|21 Jun 1915||Victoria Theatre, Walthamstow||Professional|
|28 Jun 1915||Palace Theatre, Maidstone||Professional|
|19 Jul 1915||Hippodrome, Poplar||Professional|
|2 Aug 1915||Grand, Brighton||Professional|
A review in The Stage (5 August 1915) commented that the play was 'enthusiastically received at both performances on Monday. this up-to-date War drama is exceptionally well staged, and the many sensational episodes it contains are made the most of by those responsible for the chief parts'. The parts were played by Maud Linden, Eric Morden, Dorothy Mullord (as Mimi), Adrian Lovett, Bartlett Garth, Francis.

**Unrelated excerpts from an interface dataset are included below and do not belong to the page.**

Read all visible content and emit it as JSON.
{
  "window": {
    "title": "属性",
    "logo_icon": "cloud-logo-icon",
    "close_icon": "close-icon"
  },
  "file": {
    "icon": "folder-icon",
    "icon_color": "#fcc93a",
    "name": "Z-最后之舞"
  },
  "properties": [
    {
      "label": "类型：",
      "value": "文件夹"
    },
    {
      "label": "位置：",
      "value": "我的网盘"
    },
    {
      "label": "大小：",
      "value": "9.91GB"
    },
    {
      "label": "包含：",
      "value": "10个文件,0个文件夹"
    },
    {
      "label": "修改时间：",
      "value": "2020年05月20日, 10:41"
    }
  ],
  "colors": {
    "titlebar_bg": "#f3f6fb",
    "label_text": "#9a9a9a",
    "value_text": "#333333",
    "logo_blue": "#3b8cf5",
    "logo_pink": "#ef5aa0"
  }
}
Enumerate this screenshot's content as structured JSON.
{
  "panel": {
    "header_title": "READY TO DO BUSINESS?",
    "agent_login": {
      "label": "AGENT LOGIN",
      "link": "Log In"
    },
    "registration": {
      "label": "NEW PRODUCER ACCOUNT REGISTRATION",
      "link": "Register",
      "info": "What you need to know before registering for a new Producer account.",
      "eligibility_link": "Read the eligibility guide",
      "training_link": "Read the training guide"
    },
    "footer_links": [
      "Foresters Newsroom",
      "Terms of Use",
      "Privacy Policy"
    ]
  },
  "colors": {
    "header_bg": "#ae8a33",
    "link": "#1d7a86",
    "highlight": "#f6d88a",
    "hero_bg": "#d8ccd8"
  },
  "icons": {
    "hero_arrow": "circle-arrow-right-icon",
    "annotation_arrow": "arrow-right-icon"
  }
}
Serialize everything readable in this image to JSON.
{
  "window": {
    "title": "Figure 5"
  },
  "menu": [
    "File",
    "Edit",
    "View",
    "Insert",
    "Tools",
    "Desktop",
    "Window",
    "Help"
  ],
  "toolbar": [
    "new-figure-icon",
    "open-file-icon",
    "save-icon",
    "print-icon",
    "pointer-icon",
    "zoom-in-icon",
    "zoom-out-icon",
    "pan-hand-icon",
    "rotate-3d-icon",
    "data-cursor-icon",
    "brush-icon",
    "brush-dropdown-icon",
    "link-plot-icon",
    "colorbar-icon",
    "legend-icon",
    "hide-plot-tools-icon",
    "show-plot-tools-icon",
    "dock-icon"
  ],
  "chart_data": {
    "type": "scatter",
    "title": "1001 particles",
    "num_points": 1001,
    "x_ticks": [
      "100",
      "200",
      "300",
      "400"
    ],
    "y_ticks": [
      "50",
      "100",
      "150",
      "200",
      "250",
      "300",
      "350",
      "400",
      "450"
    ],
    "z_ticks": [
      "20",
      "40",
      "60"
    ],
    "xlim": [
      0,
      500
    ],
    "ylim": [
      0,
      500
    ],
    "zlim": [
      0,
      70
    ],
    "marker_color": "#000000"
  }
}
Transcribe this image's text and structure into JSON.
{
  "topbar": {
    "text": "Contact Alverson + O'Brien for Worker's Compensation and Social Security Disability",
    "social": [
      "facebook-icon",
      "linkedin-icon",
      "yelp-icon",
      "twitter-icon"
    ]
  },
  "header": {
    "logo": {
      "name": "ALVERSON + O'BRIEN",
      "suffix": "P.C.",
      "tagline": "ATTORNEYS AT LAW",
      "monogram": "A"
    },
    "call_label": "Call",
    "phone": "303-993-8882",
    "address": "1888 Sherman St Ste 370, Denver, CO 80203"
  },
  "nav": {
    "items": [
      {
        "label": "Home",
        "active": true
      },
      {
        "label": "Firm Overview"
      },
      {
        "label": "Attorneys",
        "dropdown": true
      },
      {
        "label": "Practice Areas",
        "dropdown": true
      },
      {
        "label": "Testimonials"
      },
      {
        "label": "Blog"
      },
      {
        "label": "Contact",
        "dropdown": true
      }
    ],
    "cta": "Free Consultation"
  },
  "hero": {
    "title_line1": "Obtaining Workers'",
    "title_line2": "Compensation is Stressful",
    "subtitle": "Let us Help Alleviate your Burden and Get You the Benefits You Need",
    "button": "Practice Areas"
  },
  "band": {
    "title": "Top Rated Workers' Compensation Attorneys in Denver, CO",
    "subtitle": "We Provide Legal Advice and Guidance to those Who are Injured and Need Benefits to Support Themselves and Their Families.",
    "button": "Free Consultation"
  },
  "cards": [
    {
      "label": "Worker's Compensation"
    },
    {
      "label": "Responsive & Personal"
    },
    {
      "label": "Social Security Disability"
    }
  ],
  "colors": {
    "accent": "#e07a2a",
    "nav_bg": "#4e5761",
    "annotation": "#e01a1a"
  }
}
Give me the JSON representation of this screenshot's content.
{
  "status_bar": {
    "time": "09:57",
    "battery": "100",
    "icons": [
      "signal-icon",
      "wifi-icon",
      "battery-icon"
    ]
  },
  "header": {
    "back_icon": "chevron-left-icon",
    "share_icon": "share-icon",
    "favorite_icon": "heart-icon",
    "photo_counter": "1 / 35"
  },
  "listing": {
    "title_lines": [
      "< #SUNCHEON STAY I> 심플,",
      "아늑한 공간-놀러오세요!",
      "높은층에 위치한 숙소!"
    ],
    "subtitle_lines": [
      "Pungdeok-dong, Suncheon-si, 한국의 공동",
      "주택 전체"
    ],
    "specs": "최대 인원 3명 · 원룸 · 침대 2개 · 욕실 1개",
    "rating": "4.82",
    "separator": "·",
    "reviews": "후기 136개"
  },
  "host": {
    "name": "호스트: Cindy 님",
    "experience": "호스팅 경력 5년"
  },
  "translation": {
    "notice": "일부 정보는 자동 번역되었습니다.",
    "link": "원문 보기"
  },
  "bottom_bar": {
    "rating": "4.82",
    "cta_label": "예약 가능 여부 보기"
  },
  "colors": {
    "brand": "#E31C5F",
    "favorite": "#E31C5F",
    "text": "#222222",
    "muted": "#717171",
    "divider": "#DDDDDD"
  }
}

B. Oliver, Gwendoline Verschoyle, and Lena Nazeby.
|9 Aug 1915||Theatre Royal, Chatham||Professional|
Takings for this weeks' performances totaled £337 with the highest taking on Saturday, followed by Wednesday (The Stage, 19 August 1915)
|30 Aug 1915||Lyceum Theatre, Newport||Professional|
|6 Sep 1915||Princes Theatre, Blackburn||Professional|
|13 Sep 1915||Brixton Theatre, London||Professional|
'After two weeks of revue and joyous frivolity the stage is now again occupied by drama, and very good drama, too, played by Mr Lew Lake's company [...] The fact that the play is military, and deals with a subject in which everyone is interested is no small factor towards its drawing powers, and added to all this the drama is powerfully acted' (The Stage, 17 September 1915)
|20 Sep 1915||Prince's Theatre, Bradford||Professional|
|27 Sep 1915||Theatre Royal, Bolton||Professional|
|4 Oct 1915||Theatre Royal, Darlington||Professional|
'A modern drama which throws an interesting light on the German character' (The Stage, 7 October 1915)
|25 Oct 1915||Metropole Theatre, Manchester||Professional|
Performed under the name 'The Princess and the Soldier'
|22 Nov 1915||Theatre Royal, Leeds||Professional|
'Performed under the title 'The Princess and the Soldier'
|6 Dec 1915||Royal Hippodrome, Salford||Professional|
An advertisement in The Stage on 2 December 1915 notes that play with its original title of 'In the Hands of the Hun'.
|20 Dec 1915||Osborne Theatre, Manchester||Professional|
|27 Dec 1915||Hippodrome, Keighley||Professional|
|3 Jan 1916||Hippodrome, Mexborough||Professional|
|8 Nov 1918||Hippodrome, Croydon||Professional|
Performed under the title 'The Princess and the Soldier'